A Las Vegas man who received the flu shot on Nov. 2 has developed a rare immune disease "in response to receiving the flu shot," according to a doctor who spoke to ABC News. 

A Las Vegas man who received the flu shot on Nov. 2 has developed a rare immune disease “in response to receiving the flu shot,” according to a doctor who spoke to ABC News. 

Monique Morgan, a Las Vegas resident, says her husband Shane received the flu shot at the start of November. He quickly began developing flu-like symptoms.

36 hours afterwards, he developed flu-like symptoms,” said Morgan.

After suffering for more than a week, Morgan says her husband said he needed to see a doctor.

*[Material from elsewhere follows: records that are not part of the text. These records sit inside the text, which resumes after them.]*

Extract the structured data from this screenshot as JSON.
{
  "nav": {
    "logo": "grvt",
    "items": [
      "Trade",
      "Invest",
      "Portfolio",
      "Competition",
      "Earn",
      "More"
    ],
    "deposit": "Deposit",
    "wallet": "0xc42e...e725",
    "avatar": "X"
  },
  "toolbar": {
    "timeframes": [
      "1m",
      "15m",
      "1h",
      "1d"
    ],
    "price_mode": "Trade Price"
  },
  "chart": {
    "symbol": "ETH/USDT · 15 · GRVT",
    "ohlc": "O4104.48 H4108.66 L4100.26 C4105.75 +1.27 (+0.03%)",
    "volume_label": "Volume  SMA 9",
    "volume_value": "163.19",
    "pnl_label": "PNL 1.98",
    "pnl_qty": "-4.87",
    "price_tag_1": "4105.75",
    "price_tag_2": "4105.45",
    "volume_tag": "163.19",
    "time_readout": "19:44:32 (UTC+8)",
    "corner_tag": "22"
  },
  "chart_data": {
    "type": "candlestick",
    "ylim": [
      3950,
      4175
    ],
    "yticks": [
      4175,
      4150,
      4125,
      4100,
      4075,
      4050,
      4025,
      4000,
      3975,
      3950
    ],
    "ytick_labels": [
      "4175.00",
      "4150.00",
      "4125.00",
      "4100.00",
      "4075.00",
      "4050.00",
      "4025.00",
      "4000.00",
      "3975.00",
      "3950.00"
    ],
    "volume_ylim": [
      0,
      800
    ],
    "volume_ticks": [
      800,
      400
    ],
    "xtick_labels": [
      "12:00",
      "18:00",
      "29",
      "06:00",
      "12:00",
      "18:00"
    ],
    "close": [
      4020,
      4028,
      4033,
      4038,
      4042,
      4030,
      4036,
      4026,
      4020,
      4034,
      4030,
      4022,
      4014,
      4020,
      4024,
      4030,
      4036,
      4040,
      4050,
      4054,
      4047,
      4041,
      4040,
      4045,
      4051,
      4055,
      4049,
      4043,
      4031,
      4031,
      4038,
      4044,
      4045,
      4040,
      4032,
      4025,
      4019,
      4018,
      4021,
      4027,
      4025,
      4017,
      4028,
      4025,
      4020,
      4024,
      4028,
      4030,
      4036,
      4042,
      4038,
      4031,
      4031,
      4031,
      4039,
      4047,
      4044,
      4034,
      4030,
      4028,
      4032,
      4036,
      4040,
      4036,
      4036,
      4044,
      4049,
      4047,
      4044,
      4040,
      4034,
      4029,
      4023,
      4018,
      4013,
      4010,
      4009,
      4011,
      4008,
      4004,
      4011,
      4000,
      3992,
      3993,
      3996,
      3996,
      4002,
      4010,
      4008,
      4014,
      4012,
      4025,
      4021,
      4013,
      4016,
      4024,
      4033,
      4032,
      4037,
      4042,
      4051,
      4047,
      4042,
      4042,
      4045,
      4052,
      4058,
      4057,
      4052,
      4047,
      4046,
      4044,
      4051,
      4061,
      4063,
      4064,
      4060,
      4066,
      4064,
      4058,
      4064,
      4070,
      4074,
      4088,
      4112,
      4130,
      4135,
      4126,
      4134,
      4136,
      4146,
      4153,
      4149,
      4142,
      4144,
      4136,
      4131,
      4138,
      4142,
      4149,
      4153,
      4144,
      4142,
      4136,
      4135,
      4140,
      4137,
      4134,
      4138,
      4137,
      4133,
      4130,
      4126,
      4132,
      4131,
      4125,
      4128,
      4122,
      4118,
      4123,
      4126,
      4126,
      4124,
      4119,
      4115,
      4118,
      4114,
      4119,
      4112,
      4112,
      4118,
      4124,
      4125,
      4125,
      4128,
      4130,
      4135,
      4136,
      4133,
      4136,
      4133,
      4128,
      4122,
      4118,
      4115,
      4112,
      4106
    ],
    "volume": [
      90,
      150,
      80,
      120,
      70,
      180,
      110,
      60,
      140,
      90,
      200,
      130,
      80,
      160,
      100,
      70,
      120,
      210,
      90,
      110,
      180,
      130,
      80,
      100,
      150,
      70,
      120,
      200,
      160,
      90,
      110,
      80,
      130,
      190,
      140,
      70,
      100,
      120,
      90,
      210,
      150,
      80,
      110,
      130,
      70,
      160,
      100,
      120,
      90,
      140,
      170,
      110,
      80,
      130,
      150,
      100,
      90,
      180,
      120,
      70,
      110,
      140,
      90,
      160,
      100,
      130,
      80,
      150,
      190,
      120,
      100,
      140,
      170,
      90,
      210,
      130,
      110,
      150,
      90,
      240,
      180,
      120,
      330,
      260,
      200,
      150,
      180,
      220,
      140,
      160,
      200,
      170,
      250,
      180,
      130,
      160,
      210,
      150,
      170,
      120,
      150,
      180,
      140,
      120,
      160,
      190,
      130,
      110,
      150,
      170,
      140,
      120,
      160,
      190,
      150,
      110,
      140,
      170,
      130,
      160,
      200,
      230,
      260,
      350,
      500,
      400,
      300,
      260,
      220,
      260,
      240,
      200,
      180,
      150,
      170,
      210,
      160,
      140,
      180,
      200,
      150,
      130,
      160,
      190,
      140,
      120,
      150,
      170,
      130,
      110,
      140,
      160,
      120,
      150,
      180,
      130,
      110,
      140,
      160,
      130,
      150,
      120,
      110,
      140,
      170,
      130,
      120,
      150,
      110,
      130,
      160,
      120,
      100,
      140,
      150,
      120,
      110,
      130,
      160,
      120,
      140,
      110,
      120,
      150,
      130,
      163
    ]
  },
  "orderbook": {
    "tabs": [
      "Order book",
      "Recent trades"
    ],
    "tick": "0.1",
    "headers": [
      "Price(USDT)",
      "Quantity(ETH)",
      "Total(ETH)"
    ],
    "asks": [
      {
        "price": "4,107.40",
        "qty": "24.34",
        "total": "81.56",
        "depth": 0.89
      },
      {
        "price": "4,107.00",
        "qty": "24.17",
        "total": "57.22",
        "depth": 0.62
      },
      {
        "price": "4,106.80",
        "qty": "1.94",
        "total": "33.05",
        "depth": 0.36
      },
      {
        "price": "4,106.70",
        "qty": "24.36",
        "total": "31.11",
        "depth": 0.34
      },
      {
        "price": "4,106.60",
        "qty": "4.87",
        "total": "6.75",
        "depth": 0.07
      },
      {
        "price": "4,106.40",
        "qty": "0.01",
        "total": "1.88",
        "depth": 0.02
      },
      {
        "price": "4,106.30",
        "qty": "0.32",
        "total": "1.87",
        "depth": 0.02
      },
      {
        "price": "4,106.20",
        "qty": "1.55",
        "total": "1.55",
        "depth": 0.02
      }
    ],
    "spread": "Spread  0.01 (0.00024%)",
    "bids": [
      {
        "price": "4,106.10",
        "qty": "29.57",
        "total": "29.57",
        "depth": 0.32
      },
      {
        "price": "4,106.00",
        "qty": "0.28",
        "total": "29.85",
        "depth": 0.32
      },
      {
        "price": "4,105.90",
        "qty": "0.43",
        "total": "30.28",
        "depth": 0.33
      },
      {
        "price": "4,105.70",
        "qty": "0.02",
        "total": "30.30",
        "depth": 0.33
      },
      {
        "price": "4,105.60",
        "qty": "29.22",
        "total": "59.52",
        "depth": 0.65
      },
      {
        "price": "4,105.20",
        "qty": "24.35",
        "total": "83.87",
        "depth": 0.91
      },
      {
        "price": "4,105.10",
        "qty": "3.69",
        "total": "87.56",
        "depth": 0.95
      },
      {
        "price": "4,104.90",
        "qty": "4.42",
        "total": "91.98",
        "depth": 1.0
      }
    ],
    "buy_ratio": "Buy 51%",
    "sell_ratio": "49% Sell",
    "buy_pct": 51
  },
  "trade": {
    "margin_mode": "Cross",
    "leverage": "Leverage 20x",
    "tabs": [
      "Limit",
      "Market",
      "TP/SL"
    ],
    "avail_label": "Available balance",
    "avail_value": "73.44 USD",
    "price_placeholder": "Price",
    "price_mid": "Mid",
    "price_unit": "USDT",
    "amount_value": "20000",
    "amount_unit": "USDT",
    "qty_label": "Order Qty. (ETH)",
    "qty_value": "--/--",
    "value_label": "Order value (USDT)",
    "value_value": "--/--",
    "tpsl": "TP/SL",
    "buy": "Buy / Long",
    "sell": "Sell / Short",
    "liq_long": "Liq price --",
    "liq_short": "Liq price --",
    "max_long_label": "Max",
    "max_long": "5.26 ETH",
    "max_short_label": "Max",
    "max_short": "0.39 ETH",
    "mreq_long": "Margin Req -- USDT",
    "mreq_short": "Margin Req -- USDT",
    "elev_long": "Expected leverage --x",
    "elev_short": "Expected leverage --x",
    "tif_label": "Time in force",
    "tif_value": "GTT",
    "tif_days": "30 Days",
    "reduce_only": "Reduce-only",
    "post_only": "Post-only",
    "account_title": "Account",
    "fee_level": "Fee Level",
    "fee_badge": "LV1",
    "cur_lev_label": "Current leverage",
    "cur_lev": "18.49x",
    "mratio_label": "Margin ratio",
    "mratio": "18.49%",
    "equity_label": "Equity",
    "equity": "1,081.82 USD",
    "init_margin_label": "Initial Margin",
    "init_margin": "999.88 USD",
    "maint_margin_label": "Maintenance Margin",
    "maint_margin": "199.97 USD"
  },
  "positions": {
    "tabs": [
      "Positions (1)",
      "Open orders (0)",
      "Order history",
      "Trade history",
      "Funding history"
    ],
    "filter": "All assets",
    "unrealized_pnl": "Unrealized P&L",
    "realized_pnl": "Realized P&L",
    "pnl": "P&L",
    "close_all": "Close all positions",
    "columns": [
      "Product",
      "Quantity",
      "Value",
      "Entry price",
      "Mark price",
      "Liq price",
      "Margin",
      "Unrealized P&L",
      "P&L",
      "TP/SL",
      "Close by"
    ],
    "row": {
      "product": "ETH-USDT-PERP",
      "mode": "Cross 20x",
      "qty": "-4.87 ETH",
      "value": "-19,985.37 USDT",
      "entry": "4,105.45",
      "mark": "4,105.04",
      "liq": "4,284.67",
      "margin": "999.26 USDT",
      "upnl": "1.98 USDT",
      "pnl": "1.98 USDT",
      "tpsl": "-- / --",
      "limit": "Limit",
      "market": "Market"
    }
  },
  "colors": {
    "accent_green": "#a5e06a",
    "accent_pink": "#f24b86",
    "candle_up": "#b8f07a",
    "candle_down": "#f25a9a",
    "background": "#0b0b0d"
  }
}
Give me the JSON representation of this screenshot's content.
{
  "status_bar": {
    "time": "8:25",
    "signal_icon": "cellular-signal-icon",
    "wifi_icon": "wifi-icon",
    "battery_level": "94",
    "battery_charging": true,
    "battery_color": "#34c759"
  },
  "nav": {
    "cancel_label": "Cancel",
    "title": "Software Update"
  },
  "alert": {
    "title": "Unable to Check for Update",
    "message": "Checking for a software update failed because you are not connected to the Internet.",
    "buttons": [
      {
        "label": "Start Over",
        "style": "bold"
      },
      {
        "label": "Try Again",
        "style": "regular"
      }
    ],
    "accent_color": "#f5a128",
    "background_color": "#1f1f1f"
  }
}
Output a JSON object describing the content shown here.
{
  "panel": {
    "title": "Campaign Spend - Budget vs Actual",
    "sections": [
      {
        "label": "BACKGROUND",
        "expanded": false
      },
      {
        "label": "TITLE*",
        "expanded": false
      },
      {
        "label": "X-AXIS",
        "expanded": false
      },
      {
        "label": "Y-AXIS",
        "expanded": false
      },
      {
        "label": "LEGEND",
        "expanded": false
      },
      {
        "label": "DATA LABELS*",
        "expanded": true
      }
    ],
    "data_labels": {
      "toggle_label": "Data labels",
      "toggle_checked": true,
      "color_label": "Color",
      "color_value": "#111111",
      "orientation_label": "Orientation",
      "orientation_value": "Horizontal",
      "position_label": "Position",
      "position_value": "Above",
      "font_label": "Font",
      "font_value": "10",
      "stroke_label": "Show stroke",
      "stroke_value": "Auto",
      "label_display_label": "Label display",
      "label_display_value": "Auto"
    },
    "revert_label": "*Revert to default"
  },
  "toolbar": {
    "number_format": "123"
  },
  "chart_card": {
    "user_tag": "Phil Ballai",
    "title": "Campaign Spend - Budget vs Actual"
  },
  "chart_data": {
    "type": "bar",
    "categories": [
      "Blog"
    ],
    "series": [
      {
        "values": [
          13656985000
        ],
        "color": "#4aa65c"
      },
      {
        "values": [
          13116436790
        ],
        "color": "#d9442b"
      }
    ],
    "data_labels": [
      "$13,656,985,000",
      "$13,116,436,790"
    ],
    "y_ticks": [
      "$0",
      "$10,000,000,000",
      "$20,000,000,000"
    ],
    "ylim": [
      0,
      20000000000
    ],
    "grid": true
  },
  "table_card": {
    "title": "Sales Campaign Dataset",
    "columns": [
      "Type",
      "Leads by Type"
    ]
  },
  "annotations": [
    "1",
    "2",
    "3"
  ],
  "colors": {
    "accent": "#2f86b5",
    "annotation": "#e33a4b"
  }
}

He’s like I can’t feel my legs… I need you to take me to the emergency room,” said Morgan.

Shane Morgan has now been hospitalized for six days. A medical professional, speaking to WOAY-TV, an ABC affiliate, says his condition is likely a “rare disorder that’s been linked to the flu vaccine.

According to the Centers for Disease Control and Prevention (CDC), Guillain-Barré syndrome (GBS) is a disorder in which a person’s own immune system damages their nerve cells, causing muscle weakness and sometimes paralysis — and even death.

GBS can cause symptoms that usually last for a few weeks. Most people recover fully from GBS, but some people have long-term nerve damage. In very rare cases, people have died of GBS, usually from difficulty breathing. In the United States, an estimated 3,000 to 6,000 people develop GBS each year.

In all my years of practice, I had only seen one case of this,” said Dr. Daliah Wachs.

WOAY reports: Wachs, who is not treating Shane, spoke with us about GBS.

A flu shot will not inject anything into you, Guillain-Barré is your body’s response to a flu shot or a pathogen,” said Dr.  Wachs

Dr. Wachs says if you have a history of GBS, talk to your doctor.  But medical professionals still urge the general public to get vaccinated.

While she waits for her husband to recover, Morgan says her goal is to educate the public about this disorder.

According to the Centers for Disease Control and Prevention, the exact cause of GBS is unknown, but about two-thirds of people who develop GBS experience symptoms several days or weeks after they have been sick with diarrhea or a respiratory illness.

Infection with the bacterium Campylobacter jejuni is one of the most common risk factors for GBS. People also can develop GBS after having the flu or other infections (such as cytomegalovirus and Epstein Barr virus). On very rare occasions, they may develop GBS in the days or weeks after getting a vaccination.